* What the task asks
Print the records below exactly, omitting all pictures.

Entries taken from a collection

* * *

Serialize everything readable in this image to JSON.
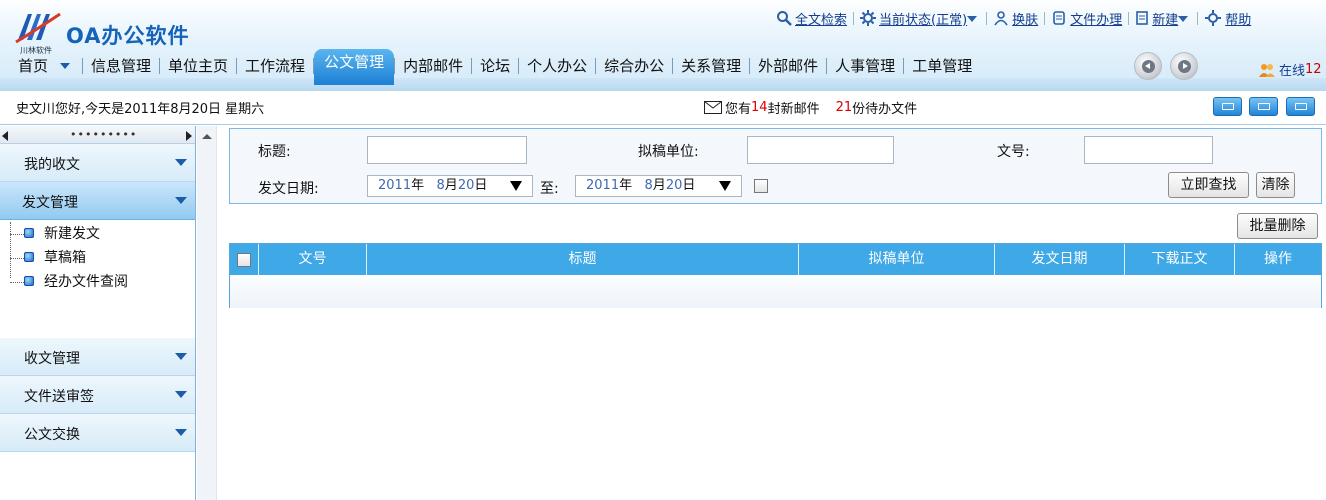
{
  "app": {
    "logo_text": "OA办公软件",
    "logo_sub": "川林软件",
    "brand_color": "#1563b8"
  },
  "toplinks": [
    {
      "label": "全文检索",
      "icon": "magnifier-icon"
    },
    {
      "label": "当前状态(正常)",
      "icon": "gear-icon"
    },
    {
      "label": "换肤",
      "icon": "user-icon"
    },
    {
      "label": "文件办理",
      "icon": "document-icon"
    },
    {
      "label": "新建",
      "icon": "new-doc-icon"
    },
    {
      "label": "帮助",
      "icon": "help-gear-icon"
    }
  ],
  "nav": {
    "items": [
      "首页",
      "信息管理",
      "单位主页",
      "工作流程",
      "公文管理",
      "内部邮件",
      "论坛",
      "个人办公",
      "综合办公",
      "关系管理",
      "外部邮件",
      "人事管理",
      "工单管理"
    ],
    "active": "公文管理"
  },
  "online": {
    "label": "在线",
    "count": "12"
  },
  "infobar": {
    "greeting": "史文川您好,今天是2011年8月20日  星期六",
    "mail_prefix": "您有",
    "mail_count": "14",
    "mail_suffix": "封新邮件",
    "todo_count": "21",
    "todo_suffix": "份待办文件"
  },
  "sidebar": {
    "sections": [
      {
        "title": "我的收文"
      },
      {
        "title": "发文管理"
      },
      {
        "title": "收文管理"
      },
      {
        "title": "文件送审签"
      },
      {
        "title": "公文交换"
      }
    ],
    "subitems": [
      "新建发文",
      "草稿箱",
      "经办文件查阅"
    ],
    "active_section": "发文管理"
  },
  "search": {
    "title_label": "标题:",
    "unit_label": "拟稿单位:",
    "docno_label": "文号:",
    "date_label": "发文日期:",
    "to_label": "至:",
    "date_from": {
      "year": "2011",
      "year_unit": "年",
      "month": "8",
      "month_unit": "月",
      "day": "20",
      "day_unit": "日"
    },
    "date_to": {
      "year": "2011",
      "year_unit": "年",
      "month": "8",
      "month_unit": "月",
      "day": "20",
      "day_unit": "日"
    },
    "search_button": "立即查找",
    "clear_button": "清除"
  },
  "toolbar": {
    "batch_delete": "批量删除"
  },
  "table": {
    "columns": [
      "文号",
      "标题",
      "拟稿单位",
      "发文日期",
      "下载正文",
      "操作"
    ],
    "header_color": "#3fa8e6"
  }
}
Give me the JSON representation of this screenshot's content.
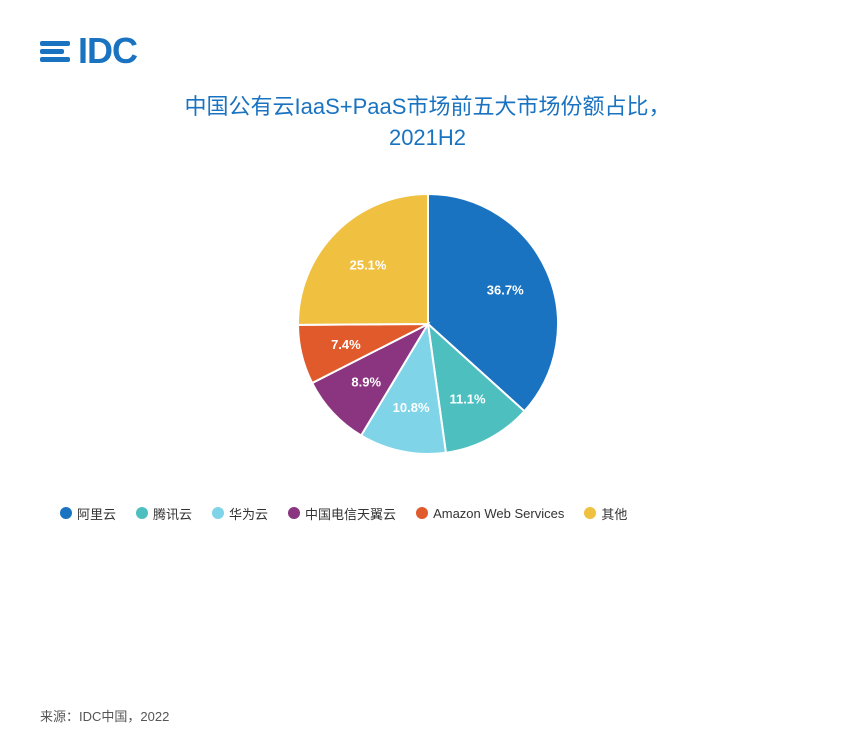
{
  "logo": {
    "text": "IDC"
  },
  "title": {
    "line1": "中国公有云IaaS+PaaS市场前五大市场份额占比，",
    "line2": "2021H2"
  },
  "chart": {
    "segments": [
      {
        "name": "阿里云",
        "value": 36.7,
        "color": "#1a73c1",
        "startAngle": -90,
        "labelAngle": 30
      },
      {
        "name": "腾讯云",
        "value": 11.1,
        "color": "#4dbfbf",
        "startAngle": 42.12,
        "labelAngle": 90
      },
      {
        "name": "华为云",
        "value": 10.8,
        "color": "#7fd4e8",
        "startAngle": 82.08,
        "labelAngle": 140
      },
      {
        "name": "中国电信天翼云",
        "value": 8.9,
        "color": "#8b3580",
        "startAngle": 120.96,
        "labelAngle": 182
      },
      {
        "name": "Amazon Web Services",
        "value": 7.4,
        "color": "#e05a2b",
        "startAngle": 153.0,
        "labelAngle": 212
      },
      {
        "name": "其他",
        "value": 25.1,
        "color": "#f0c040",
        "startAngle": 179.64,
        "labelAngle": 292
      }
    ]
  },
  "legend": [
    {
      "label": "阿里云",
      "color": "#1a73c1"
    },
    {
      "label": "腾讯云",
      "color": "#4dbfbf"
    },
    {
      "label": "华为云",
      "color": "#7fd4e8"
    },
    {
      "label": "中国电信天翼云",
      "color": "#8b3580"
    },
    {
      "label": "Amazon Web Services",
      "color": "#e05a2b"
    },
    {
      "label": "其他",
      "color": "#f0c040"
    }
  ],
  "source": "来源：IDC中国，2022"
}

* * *

* Exercise result
Serialize everything readable in this image to JSON.
{
  "app": {
    "logo_text": "OA办公软件",
    "logo_sub": "川林软件",
    "brand_color": "#1563b8"
  },
  "toplinks": [
    {
      "label": "全文检索",
      "icon": "magnifier-icon"
    },
    {
      "label": "当前状态(正常)",
      "icon": "gear-icon"
    },
    {
      "label": "换肤",
      "icon": "user-icon"
    },
    {
      "label": "文件办理",
      "icon": "document-icon"
    },
    {
      "label": "新建",
      "icon": "new-doc-icon"
    },
    {
      "label": "帮助",
      "icon": "help-gear-icon"
    }
  ],
  "nav": {
    "items": [
      "首页",
      "信息管理",
      "单位主页",
      "工作流程",
      "公文管理",
      "内部邮件",
      "论坛",
      "个人办公",
      "综合办公",
      "关系管理",
      "外部邮件",
      "人事管理",
      "工单管理"
    ],
    "active": "公文管理"
  },
  "online": {
    "label": "在线",
    "count": "12"
  },
  "infobar": {
    "greeting": "史文川您好,今天是2011年8月20日  星期六",
    "mail_prefix": "您有",
    "mail_count": "14",
    "mail_suffix": "封新邮件",
    "todo_count": "21",
    "todo_suffix": "份待办文件"
  },
  "sidebar": {
    "sections": [
      {
        "title": "我的收文"
      },
      {
        "title": "发文管理"
      },
      {
        "title": "收文管理"
      },
      {
        "title": "文件送审签"
      },
      {
        "title": "公文交换"
      }
    ],
    "subitems": [
      "新建发文",
      "草稿箱",
      "经办文件查阅"
    ],
    "active_section": "发文管理"
  },
  "search": {
    "title_label": "标题:",
    "unit_label": "拟稿单位:",
    "docno_label": "文号:",
    "date_label": "发文日期:",
    "to_label": "至:",
    "date_from": {
      "year": "2011",
      "year_unit": "年",
      "month": "8",
      "month_unit": "月",
      "day": "20",
      "day_unit": "日"
    },
    "date_to": {
      "year": "2011",
      "year_unit": "年",
      "month": "8",
      "month_unit": "月",
      "day": "20",
      "day_unit": "日"
    },
    "search_button": "立即查找",
    "clear_button": "清除"
  },
  "toolbar": {
    "batch_delete": "批量删除"
  },
  "table": {
    "columns": [
      "文号",
      "标题",
      "拟稿单位",
      "发文日期",
      "下载正文",
      "操作"
    ],
    "header_color": "#3fa8e6"
  }
}
Give me the JSON representation of this screenshot's content.
{
  "logo": {
    "text": "IDC"
  },
  "title": {
    "line1": "中国公有云IaaS+PaaS市场前五大市场份额占比，",
    "line2": "2021H2"
  },
  "chart": {
    "segments": [
      {
        "name": "阿里云",
        "value": 36.7,
        "color": "#1a73c1",
        "startAngle": -90,
        "labelAngle": 30
      },
      {
        "name": "腾讯云",
        "value": 11.1,
        "color": "#4dbfbf",
        "startAngle": 42.12,
        "labelAngle": 90
      },
      {
        "name": "华为云",
        "value": 10.8,
        "color": "#7fd4e8",
        "startAngle": 82.08,
        "labelAngle": 140
      },
      {
        "name": "中国电信天翼云",
        "value": 8.9,
        "color": "#8b3580",
        "startAngle": 120.96,
        "labelAngle": 182
      },
      {
        "name": "Amazon Web Services",
        "value": 7.4,
        "color": "#e05a2b",
        "startAngle": 153.0,
        "labelAngle": 212
      },
      {
        "name": "其他",
        "value": 25.1,
        "color": "#f0c040",
        "startAngle": 179.64,
        "labelAngle": 292
      }
    ]
  },
  "legend": [
    {
      "label": "阿里云",
      "color": "#1a73c1"
    },
    {
      "label": "腾讯云",
      "color": "#4dbfbf"
    },
    {
      "label": "华为云",
      "color": "#7fd4e8"
    },
    {
      "label": "中国电信天翼云",
      "color": "#8b3580"
    },
    {
      "label": "Amazon Web Services",
      "color": "#e05a2b"
    },
    {
      "label": "其他",
      "color": "#f0c040"
    }
  ],
  "source": "来源：IDC中国，2022"
}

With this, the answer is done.